The New York Police Department credited the curfew, which was three hours earlier than the day before, with helping officers take control of the streets.
“The earlier curfew really helped our cops take out of the neighborhoods people that didn’t belong there,” Chief of Department Terence Monahan said on NBC’s “Today.”
Protesters also marched in Los Angeles; Miami; St. Paul, Minnesota; Columbia, South Carolina; and Houston, where the police chief talked to peaceful demonstrators, vowing reforms.
“God as my witness, change is coming,” Art Acevedo said. “And we’re going to do it the right way.”
More than 20,000 National Guard members have been called up in 29 states to deal with the violence.
In Philadelphia, a statue of former Mayor Frank Rizzo was removed by the city early Wednesday after repeatedly being targeted by vandals. Rizzo presided over a police force widely accused of racism and brutality in the 1970s.
Floyd died after a white Minneapolis officer pressed his knee against the handcuffed black man’s neck as he cried that he couldn’t breathe. The officer, Derek Chauvin, has been fired and charged with murder. Protesters have demanded that the three other officers on the scene be charged, too.
The mother of Floyd’s 6-year-old daughter, Gianna, said she wants the world to know that her little girl lost a good father.
“I want everybody to know that this is what those officers took,” Roxie Washington said during a Minneapolis news conference, her daughter at her side. “I want justice for him because he was good. No matter what anybody thinks, he was good.”
Minnesota has opened a civil rights investigation into whether the Minneapolis Police Department has a pattern of discrimination against minorities.
Some protesters framed the burgeoning movement as a necessity after a long list of killings by police.
“It feels like it’s just been an endless cascade of hashtags of black people dying, and it feels like nothing’s really being done by our political leaders to actually enact real change,” said Christine Ohenzuwa, 19, who attended a peaceful protest at the Minnesota Capitol in St. Paul.
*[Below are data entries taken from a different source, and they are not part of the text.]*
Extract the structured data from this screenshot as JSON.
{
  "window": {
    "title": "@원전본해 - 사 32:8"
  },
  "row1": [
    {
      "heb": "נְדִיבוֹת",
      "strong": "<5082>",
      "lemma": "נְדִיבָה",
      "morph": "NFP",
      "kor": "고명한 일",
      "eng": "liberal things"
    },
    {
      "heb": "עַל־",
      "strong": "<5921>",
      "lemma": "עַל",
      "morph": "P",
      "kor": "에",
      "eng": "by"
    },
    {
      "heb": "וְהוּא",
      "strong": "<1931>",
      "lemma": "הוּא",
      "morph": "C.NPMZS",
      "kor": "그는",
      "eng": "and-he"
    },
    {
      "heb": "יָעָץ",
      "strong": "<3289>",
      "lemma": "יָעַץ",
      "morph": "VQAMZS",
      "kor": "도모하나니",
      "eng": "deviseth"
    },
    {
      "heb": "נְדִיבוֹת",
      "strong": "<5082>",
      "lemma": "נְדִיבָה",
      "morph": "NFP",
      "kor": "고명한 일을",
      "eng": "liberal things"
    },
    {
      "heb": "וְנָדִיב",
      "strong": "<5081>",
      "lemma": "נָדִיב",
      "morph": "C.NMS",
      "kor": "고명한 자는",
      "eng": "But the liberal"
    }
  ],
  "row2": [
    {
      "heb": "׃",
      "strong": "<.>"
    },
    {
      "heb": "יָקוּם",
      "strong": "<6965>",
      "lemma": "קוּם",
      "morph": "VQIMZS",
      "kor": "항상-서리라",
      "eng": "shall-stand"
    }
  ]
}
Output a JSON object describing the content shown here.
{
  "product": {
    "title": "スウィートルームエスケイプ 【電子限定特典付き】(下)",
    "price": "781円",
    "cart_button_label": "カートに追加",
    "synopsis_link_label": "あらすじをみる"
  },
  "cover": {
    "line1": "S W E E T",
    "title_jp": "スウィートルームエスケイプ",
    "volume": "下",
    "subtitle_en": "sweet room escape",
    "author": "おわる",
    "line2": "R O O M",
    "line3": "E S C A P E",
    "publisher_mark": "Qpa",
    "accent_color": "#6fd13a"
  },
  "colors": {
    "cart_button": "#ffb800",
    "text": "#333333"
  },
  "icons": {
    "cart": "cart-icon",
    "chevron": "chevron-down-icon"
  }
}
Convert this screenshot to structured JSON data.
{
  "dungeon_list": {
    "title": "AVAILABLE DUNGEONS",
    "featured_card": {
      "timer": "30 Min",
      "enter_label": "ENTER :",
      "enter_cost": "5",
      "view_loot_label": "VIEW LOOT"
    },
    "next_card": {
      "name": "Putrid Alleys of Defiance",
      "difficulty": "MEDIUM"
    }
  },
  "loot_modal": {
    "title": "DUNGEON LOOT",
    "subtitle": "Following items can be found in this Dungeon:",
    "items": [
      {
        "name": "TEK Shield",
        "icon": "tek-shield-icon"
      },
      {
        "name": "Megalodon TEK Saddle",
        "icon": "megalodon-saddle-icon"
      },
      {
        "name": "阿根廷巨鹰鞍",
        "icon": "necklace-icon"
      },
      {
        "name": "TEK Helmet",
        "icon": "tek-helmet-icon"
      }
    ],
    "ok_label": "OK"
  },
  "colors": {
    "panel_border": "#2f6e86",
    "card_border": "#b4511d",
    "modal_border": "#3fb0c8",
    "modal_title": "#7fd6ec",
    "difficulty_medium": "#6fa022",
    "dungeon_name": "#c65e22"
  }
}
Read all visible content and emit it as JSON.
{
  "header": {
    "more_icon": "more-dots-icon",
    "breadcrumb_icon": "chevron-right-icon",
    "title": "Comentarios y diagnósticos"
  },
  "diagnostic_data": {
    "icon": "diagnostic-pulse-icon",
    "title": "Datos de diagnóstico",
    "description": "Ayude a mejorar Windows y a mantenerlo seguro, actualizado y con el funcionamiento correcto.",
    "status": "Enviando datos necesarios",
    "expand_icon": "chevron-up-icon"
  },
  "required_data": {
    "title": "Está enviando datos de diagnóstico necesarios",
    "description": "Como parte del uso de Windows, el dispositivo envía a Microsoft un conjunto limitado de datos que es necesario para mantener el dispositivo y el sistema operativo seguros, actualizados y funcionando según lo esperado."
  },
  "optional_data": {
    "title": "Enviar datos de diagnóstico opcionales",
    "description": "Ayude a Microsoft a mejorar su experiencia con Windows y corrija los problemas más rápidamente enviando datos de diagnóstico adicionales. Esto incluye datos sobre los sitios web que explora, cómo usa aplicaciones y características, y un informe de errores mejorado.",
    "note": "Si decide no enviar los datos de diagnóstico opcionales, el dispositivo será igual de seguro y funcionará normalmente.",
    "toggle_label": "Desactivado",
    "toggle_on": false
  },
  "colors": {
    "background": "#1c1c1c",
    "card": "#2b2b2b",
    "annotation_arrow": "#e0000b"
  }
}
“There’s always going to be a breaking point. I think right now, we’re seeing the breaking point around the country.”